+++ Data for review

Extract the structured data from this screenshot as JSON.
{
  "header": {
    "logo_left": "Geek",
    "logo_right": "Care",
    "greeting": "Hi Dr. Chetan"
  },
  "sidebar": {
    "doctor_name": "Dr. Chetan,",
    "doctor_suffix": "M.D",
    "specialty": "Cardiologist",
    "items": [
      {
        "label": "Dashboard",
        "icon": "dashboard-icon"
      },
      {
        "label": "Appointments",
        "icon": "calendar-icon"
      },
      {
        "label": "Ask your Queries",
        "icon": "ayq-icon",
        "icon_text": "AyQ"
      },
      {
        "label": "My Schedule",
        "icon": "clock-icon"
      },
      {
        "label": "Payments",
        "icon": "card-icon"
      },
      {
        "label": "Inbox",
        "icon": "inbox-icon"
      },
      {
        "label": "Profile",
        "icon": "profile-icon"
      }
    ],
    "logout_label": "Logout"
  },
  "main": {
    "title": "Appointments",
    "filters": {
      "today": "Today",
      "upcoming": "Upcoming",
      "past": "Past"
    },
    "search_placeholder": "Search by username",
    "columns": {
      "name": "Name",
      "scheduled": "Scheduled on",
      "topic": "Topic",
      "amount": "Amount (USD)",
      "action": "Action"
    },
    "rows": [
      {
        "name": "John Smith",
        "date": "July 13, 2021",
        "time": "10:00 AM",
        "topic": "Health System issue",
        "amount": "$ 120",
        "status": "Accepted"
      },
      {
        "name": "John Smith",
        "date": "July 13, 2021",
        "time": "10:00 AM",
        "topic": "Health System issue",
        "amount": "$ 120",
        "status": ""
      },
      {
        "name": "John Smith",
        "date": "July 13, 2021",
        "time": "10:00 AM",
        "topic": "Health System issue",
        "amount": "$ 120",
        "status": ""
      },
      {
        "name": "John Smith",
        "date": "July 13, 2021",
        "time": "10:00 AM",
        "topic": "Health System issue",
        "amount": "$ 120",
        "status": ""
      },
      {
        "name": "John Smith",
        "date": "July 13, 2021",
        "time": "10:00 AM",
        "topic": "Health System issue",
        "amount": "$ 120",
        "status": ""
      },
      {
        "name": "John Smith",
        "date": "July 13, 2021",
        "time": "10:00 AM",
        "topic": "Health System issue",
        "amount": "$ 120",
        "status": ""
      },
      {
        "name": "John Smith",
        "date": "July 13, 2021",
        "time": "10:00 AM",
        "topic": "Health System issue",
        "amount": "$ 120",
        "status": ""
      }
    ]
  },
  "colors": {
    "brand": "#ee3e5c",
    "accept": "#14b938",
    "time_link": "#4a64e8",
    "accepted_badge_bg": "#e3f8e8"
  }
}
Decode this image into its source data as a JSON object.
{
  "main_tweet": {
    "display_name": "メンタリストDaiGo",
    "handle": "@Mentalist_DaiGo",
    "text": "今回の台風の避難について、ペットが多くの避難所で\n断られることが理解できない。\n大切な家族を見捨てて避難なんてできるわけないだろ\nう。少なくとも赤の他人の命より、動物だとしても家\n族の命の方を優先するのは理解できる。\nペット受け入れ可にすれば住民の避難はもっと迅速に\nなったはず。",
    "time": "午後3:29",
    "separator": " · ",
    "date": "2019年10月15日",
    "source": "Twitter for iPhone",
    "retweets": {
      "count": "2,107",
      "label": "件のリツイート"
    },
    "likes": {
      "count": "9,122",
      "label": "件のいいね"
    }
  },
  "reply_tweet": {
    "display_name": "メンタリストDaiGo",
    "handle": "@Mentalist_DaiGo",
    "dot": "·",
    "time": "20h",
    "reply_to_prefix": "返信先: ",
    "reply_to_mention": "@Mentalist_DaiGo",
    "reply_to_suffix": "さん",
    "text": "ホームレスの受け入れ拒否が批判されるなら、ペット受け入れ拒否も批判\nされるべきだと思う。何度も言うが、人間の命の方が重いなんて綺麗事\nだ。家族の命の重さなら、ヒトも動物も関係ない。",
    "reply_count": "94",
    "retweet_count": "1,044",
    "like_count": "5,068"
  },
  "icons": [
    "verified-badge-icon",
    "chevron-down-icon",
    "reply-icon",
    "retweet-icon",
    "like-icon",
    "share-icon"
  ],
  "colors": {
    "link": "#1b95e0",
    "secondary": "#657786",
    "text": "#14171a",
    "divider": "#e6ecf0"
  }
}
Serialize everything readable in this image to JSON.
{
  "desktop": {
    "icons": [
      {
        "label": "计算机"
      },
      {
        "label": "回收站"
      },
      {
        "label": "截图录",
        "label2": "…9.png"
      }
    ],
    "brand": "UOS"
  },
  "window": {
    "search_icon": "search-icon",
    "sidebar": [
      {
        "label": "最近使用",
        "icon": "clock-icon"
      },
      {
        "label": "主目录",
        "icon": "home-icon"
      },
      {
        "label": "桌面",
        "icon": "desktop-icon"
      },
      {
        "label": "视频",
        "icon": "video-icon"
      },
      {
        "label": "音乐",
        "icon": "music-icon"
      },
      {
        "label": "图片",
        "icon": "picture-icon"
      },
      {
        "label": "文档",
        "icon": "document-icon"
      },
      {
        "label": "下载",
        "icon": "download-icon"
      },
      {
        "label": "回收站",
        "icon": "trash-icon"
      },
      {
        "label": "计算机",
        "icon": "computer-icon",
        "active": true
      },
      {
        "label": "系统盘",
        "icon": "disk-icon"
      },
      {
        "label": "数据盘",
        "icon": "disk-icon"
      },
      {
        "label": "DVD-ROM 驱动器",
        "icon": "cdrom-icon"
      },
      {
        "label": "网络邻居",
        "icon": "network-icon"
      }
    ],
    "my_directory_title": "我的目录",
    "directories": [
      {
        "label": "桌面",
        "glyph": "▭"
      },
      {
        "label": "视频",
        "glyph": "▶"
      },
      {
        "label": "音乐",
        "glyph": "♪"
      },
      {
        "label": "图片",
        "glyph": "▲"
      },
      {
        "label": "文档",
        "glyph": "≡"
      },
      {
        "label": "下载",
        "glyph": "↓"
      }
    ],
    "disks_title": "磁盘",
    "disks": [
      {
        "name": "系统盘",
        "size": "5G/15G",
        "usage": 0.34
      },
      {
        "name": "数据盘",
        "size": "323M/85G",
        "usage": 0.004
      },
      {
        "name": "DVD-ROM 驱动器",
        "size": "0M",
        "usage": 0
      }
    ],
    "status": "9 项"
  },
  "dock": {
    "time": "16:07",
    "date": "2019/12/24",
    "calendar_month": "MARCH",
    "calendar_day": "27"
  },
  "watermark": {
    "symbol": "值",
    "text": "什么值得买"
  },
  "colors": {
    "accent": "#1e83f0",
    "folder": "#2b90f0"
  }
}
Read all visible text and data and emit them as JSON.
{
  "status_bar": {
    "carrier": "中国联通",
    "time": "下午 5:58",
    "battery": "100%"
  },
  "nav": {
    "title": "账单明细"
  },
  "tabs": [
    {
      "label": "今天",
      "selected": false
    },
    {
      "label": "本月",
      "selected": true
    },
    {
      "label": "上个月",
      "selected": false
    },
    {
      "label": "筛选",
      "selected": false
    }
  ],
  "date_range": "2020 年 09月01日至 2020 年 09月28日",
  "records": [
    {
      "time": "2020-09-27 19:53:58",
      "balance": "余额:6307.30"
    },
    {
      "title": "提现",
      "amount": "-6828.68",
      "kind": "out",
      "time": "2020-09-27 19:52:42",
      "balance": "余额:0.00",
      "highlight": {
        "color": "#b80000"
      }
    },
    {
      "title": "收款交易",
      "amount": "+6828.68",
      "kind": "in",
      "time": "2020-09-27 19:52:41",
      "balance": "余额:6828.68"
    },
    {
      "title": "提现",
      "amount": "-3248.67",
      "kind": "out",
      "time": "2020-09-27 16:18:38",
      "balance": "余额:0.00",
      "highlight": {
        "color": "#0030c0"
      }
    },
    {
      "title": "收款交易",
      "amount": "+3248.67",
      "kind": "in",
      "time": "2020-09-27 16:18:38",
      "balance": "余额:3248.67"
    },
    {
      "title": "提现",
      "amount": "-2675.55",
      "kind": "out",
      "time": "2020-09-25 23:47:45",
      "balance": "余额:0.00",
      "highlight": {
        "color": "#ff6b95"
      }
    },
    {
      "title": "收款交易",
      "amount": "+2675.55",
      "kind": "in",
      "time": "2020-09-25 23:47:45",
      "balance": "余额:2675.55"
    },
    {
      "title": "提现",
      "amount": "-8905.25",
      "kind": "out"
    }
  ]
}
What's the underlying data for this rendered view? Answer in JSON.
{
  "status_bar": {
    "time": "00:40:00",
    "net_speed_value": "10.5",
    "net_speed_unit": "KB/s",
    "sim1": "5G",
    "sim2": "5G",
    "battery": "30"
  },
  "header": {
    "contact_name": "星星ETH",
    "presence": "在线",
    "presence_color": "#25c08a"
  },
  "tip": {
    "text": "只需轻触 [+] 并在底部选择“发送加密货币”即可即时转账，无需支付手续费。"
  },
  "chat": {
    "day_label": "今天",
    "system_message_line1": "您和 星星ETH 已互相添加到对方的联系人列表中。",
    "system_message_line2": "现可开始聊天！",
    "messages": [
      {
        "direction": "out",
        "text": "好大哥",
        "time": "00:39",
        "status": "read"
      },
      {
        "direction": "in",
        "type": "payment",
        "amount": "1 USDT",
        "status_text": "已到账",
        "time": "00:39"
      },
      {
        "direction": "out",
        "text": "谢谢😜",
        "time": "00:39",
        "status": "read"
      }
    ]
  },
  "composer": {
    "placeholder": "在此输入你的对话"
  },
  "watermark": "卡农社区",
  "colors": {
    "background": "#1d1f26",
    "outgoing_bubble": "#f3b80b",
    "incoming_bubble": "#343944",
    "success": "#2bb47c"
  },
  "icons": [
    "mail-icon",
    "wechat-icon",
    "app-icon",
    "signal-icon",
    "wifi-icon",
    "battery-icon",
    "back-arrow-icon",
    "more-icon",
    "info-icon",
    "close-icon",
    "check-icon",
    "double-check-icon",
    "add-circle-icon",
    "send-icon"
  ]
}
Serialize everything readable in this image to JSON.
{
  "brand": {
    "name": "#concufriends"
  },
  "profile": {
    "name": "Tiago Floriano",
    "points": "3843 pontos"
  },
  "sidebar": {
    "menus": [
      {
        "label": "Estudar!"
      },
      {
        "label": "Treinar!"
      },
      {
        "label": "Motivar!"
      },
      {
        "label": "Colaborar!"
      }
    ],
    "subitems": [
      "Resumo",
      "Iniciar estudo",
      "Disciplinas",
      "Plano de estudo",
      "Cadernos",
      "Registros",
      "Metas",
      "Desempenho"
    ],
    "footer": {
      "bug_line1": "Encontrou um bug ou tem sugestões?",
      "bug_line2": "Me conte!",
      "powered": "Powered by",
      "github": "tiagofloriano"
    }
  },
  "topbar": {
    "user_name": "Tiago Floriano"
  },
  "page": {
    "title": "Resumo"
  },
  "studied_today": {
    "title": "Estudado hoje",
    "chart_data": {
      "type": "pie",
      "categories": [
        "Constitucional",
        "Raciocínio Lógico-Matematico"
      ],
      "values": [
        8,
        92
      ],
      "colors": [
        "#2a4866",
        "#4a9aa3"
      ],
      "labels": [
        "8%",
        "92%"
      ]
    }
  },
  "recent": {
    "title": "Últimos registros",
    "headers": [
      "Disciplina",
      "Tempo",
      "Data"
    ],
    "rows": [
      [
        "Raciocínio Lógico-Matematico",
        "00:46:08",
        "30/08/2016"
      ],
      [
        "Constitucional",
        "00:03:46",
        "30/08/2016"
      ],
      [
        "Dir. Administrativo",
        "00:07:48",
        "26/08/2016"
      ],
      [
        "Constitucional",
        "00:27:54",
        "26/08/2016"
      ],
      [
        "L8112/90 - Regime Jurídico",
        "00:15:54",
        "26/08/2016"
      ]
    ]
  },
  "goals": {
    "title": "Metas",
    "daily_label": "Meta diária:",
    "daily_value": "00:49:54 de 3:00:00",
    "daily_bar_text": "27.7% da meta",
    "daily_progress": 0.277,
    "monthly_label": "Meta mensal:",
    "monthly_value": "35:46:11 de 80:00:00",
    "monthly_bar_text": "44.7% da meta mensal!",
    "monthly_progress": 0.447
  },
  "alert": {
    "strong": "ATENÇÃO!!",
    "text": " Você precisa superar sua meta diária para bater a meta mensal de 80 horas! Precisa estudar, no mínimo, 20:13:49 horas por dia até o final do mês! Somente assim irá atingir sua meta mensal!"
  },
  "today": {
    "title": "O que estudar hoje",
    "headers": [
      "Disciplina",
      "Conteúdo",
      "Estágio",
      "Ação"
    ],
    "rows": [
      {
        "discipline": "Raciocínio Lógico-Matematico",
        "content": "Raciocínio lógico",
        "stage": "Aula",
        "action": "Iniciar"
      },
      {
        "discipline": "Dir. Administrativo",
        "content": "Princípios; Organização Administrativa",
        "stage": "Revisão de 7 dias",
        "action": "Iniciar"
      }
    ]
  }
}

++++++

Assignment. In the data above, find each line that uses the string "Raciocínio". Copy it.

Solved exercise.
        "Raciocínio Lógico-Matematico"
        "Raciocínio Lógico-Matematico",
        "discipline": "Raciocínio Lógico-Matematico",
        "content": "Raciocínio lógico",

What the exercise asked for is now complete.